At the second meeting, often charged at an hourly rate, the designer should have a package of ideas to show you. This may be presented in any number of ways; a sample board of fabrics and pictures of furniture is one option, sketches and swatches of fabric to discuss is another. Whichever style of presentation the designers choose, find out in advance what you will be paying for it and what happens if you don’t like what you see. Many designers will “go back to the drawing board” until you’re happy, free of charge or at a nominal fee.
A client once told me that a design was “just what I wanted but didn’t know I wanted”. Interior designers have the training and resources to explore design options. They can often help you see a room in a whole new light, just by the addition of some built-in furniture, a new colour scheme, a different curtain design, or by re-arranging the furniture. A designer is adept at combining elements in total harmony with each other while staying within the guidelines of your initial brief (no matter how simple or how bizarre that brief may be).
For example, illustrated on the projects page is an exhibition room set that I designed this year. The brief was to design a dining room based on the theme of “Fire”. I suspect that very few people who saw the room would commission it for their own home. But that wasn’t the point. The purpose of the room set was to show that the combination of furniture, wall finish, lighting and accessories, when carefully considered and sourced, will please the eye and satisfy an aesthetic need.
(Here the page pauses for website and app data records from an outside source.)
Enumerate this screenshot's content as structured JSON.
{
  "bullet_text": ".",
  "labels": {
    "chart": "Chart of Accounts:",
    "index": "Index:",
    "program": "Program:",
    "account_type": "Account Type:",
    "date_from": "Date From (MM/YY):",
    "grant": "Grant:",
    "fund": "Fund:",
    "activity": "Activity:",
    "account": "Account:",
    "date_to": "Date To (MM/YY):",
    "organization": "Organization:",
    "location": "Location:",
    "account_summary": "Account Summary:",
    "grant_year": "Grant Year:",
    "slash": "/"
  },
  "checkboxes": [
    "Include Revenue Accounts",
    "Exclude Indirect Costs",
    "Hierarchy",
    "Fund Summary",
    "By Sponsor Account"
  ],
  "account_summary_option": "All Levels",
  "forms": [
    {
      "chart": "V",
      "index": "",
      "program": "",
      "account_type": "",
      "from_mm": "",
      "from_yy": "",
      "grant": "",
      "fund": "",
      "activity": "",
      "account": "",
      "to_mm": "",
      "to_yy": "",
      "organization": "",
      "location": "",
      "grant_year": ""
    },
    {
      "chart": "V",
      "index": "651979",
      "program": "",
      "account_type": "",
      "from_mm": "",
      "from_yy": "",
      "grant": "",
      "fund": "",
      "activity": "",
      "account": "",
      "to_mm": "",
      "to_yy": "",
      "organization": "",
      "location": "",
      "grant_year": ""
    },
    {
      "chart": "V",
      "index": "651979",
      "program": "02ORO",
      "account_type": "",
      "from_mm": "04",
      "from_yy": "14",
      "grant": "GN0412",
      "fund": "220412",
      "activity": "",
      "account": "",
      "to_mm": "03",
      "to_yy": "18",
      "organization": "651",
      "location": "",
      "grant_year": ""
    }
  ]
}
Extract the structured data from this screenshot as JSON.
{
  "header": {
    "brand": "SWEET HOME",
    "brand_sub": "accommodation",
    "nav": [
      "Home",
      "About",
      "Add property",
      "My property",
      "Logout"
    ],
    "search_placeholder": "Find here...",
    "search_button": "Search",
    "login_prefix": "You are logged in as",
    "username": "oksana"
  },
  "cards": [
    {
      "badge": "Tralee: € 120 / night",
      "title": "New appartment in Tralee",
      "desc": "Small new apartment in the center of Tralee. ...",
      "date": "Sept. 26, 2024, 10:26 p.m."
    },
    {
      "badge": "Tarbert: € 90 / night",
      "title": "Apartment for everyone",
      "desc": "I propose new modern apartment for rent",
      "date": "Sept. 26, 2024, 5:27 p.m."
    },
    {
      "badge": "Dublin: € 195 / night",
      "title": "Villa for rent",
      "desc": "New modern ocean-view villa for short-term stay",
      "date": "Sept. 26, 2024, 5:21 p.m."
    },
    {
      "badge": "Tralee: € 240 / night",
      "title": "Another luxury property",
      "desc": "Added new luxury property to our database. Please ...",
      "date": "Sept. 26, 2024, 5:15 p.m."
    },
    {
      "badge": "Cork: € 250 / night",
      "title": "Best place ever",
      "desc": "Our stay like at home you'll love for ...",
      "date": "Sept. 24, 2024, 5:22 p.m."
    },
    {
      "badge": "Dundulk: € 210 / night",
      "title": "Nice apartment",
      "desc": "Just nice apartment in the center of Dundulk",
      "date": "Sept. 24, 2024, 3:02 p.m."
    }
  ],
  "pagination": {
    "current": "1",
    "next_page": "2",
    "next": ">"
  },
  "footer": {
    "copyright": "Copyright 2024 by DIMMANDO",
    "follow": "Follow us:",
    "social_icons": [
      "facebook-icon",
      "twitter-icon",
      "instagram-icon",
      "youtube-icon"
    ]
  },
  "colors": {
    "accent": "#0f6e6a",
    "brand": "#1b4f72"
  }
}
A good interior designer will nudge you further along pathways upon which you may have already placed a tentative step. But a good interior designer will never impose their taste on your environment. Designers are there to work for you and to help you to achieve your design goal. If you’re not happy with something, always remember you can say no.